Balancing global perspectives with local knowledge
Today, our companies need executives who can turn this tide.
South African corporate leaders are tasked with ensuring that our businesses are in line with international practices and capable of competing with the world’s best, without losing sight of the needs and demands unique to the South African market. Our executives need to maintain their companies’ identities with brands that resonate with local consumers, while becoming globally competitive.
As for corporates: how do they benefit from appointing local executives over their global peers?
It’s simple, really: All companies want to attract people who have an inherent understanding of their market’s context; the touch and feel of it. It’s not just about imposing global solutions on a local issue, but acknowledging that while it’s vital to remain abreast of international trends, it’s just as important to respond to local developments. Moreover, while executives have a responsibility to increase shareholder value, they cannot overlook their equal responsibility to contribute to their own country’s political and social development.
The primary challenge for many organisations is this: in the main, local executives have this dual outlook only if they have spent time in the international business environment. However, for these people, multinational organisations feel complex and difficult to navigate. Often, their instinct is to return to a more simplified environment.
Create a culture of high performance, transparency & trust
In order to encourage and sustain the trend of top talent choosing local roles over global ones, SA’s corporates must implement proactive measures. There is much they can do to retain top talent, including creating a business for the future, built on a coordinated culture of high performance. Savvy businesses must foster conditions that are conducive for flexible teams and agile thinking; and they should simplify complex organisational structures to expedite decision-making.
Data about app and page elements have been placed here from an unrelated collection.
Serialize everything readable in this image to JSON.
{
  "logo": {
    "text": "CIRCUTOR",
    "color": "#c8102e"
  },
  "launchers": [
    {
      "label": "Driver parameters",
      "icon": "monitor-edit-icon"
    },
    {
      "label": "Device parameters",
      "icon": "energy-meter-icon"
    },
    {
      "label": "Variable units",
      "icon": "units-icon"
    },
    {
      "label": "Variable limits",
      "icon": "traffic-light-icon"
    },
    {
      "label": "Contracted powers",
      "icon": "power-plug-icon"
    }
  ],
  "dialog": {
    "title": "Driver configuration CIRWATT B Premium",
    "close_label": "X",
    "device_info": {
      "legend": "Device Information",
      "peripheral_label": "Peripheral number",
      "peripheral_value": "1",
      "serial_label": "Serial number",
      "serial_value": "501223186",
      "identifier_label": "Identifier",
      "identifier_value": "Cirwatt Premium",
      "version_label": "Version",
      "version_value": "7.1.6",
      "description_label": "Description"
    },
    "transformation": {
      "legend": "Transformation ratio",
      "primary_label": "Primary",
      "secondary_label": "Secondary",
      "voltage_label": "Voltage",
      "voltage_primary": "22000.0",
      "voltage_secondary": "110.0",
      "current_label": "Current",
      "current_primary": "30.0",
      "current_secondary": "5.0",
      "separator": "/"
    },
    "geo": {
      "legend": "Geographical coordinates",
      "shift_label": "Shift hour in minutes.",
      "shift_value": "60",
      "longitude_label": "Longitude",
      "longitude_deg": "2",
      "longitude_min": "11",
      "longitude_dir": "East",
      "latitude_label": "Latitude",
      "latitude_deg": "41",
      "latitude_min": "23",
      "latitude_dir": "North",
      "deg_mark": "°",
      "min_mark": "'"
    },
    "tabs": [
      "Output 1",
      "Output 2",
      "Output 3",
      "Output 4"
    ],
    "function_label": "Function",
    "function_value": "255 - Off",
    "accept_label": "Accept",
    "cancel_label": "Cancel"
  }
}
Importantly, make sure that yours is an enabling environment, whereby employees are equipped with everything they need to adjust to a highly disruptive, digitally driven environment.
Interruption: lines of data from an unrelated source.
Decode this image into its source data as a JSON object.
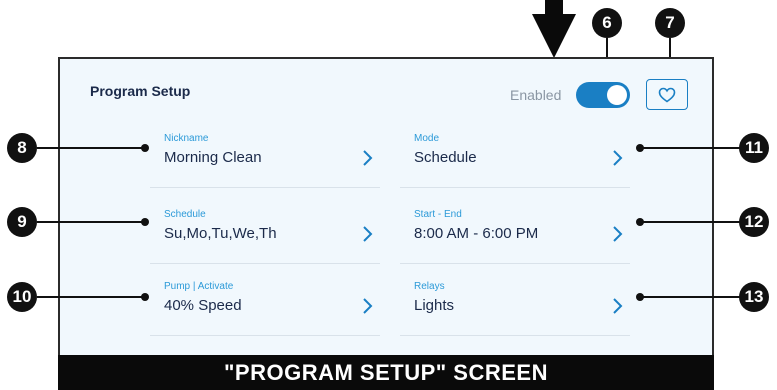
{
  "screen": {
    "title": "Program Setup",
    "enabled_label": "Enabled",
    "enabled_state": true,
    "accent_color": "#1a7fc4",
    "label_color": "#2c9ad8",
    "fields": [
      {
        "label": "Nickname",
        "value": "Morning Clean"
      },
      {
        "label": "Mode",
        "value": "Schedule"
      },
      {
        "label": "Schedule",
        "value": "Su,Mo,Tu,We,Th"
      },
      {
        "label": "Start - End",
        "value": "8:00 AM - 6:00 PM"
      },
      {
        "label": "Pump  |  Activate",
        "value": "40% Speed"
      },
      {
        "label": "Relays",
        "value": "Lights"
      }
    ]
  },
  "callouts": {
    "c6": "6",
    "c7": "7",
    "c8": "8",
    "c9": "9",
    "c10": "10",
    "c11": "11",
    "c12": "12",
    "c13": "13"
  },
  "caption": "\"PROGRAM SETUP\" SCREEN",
  "icons": {
    "chevron": "chevron-right-icon",
    "favorite": "heart-icon",
    "pointer": "down-arrow-icon"
  }
}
According to experienced executives and several reports, transparency is also a key factor, particularly for organisations that understand they need to attract millennials to their pillars of leadership. Notably, transparent organisations also tend to have more productive workforces.
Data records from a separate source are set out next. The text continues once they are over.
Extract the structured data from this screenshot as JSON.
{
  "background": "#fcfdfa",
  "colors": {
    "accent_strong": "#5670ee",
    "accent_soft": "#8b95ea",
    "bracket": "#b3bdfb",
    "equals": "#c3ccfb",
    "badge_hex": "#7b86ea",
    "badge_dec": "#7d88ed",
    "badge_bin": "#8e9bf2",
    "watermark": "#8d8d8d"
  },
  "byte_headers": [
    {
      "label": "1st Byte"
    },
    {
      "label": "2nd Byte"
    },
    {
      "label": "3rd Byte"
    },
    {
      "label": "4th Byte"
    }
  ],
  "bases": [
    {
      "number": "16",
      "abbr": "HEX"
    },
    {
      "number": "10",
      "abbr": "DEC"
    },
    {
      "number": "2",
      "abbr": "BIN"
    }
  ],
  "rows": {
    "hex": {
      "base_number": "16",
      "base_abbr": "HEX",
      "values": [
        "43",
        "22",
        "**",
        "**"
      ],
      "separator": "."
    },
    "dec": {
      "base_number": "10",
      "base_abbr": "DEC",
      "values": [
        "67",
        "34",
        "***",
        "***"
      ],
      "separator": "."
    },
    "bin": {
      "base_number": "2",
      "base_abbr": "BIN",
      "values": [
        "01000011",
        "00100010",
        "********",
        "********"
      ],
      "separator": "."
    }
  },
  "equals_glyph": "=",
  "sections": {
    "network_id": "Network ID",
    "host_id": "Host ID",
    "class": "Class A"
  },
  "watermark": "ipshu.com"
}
Moreover, successful organisations are those that prioritise employee engagement, based on a strategy that provides ongoing feedback in real time (rather than just once a year).
Build for the future
It is also critical for organisations to have a clear idea of their talent and recruitment needs going forward. This is particularly true of organisations aiming to recruit millennial executives – they need to understand their future business strategy, so that they can connect the acquisition of skills across all business functions.
Finally, executives must be able to see the clear path of their career growth within the organisation. Today, HR’s function is no longer to sell the role. Rather, the focus is on matching the company’s employment value proposition with the needs of newcomers to the organisation.
For today’s executive leaders, the local environment is undoubtedly one rife with obstinate challenges – but it is also an ecosystem packed to the brim with opportunity, disruption, and the chance to create an enduring legacy…for individuals, companies, and the country itself.